Weddings are planned months and even years in advance. When an event has such a long lead time, it is inevitable that some things may change along the way. One of the most upsetting situations that may crop up is when a close friend or family member becomes ill before the wedding. This is what to do when a member of the wedding party gets sick.
As with anything, there are degrees of illness. If a bridesmaid catches a cold the week of the wedding, she needs to take some cold medicine, stuff some tissues into her tiny little handbag, and show up at the appointed time in her dress and bridesmaid jewelry, ready to go. Pay your sick bridesmaid a little special attention by having some orange juice or a nice warm bowl of chicken soup waiting for her when she shows up to get her hair and makeup done. Of course, she would be forgiven for leaving the reception right after the cake cutting to go home and sleep.
Something like the flu, on the other hand, has the potential to knock a groomsman or bridesmaid right out of the wedding party. You don't want someone standing at the altar who is likely to vomit right when the minister asks if anyone objects to the marriage! For that matter, your guests will not remember your wedding fondly if they all caught the flu from a highly contagious groomsman. If the fluish one happens to be one of the parents of the bride or groom, obviously they would do their best to make it to the wedding, but they should definitely skip the receiving line!
When the illness is more serious, flexibility is the key. Let's say that one of your bridesmaids came down with a fairly serious disease three months before your wedding. Perhaps one that has caused her to miss a lot of work, or that may require surgery. In that situation, it is vitally important that the bride throw her support 100% behind her sick friend. Let her know that you absolutely want her in your wedding if she feels up to it, or as a guest if that is all she can manage. Also be sure that your bridesmaid knows that if she feels too sick to come at all that you will completely understand. This is no time to worry about whether the groomsmen and bridesmaid numbers will end up uneven at the last minute.
If a member of the bridal party does have to bow out due to a serious illness, it would be very gracious of the bride to pay for her bridesmaid dress and bridesmaid jewelry and give it to her as a gift. Undoubtedly, your friend will feel terrible for letting you down, and this is a good way to show her that you have no hard feelings. If you are having a wedding program, by all means list her as an honorary bridesmaid. It would be very, very sweet to have a bridesmaid bouquet made for her and have it delivered to her bedside as well.

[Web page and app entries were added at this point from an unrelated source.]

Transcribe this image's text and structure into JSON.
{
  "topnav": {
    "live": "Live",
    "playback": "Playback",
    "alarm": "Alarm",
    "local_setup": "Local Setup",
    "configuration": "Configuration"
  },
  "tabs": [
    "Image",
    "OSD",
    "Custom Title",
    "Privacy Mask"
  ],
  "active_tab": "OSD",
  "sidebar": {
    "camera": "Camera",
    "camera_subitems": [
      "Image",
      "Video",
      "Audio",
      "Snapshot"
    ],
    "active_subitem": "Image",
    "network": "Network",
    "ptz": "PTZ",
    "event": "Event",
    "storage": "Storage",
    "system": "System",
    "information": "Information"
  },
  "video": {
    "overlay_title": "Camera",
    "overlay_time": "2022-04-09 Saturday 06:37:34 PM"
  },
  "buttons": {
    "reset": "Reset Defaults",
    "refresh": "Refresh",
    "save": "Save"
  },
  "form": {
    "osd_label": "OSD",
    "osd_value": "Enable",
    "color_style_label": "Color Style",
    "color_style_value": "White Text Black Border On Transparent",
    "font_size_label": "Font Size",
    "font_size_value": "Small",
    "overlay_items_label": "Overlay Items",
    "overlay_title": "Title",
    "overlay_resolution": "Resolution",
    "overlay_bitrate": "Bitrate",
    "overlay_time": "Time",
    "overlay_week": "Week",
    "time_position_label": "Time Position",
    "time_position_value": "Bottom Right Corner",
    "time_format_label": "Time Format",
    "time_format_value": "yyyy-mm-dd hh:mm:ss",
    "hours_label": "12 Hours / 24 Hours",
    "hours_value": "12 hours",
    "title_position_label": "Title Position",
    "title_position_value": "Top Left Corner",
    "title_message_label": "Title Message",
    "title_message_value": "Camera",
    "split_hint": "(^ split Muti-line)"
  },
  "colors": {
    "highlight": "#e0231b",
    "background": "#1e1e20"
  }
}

In very rare cases, an immediate member of the bride or groom's family (parent, grandparent, or sibling usually) might be so very ill right before the wedding that their very life hangs in the balance. There comes a point when it is necessary to either postpone the wedding or to scale it back dramatically. It is simply in poor taste to hold a large celebration when someone who should have been there is in the hospital fighting for his or her life. No one will much feel like having a big party anyway, under the circumstances. The wedding must be postponed until such time as the ill family member has recovered, or should they pass away, until after a suitable period of mourning has passed. The other option when a close family member is deathly ill is to cancel the grand celebration and have a very small marriage ceremony with immediate family only. If the very ill person is one of the bride or groom's parents, they may even wish to consider having their ceremony at their parent's bedside, if the patient is up to it. At least that way, all the most important people would still be there to witness the marriage.